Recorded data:

--------

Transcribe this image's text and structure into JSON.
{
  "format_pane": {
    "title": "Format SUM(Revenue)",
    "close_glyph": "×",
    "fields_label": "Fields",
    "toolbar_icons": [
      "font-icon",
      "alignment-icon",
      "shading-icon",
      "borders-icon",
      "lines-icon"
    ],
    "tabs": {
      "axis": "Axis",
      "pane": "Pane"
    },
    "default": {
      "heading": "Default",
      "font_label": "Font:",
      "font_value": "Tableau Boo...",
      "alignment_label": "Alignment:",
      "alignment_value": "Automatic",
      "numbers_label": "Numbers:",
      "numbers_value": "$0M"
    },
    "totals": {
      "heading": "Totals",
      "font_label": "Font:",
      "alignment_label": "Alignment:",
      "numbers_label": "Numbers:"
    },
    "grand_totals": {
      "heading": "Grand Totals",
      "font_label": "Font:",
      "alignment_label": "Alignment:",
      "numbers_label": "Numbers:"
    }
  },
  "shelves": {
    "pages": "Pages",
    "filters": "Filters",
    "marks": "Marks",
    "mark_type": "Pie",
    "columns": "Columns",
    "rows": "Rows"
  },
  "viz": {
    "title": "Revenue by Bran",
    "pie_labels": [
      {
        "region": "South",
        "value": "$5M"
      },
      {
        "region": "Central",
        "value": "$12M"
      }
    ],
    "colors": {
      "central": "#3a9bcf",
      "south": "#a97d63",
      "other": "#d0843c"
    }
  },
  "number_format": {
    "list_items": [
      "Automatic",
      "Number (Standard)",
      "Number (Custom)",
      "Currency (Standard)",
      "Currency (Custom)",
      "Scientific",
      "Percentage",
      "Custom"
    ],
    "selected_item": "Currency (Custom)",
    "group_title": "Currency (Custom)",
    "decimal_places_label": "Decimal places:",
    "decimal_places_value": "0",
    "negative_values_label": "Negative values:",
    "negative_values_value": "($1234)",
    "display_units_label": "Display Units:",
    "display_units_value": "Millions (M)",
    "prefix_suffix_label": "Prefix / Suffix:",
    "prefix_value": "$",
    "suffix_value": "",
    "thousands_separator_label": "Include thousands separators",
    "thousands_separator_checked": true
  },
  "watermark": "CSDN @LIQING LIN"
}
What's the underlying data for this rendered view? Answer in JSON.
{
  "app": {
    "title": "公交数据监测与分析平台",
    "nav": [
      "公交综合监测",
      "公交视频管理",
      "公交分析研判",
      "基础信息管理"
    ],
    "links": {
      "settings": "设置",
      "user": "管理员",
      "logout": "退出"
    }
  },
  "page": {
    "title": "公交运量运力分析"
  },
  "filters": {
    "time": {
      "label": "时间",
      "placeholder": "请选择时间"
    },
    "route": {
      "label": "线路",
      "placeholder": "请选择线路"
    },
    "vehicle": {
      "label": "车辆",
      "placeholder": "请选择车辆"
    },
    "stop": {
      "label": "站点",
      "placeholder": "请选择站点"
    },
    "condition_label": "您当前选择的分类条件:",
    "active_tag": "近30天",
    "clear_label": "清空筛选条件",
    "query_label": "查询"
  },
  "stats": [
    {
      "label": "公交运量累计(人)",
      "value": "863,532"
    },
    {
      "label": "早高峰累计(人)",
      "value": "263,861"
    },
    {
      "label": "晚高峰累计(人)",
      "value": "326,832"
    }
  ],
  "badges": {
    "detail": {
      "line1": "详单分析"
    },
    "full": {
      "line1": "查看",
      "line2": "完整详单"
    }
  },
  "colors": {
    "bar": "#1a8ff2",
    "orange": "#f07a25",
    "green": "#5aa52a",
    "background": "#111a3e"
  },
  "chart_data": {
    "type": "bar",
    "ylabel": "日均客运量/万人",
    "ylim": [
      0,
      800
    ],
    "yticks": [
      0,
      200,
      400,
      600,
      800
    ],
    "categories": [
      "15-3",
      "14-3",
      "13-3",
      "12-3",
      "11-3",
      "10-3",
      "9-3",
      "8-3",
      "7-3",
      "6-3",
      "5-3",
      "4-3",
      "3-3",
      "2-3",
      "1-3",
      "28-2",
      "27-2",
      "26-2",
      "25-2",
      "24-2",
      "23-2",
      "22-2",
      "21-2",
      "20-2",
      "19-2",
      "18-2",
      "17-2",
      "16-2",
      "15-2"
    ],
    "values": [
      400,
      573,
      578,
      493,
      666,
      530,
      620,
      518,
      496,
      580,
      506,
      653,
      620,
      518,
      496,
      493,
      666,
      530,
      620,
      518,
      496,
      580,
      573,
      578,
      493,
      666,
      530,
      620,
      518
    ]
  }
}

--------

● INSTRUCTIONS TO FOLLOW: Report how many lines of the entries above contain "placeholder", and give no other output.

● TASK OUTPUT: 4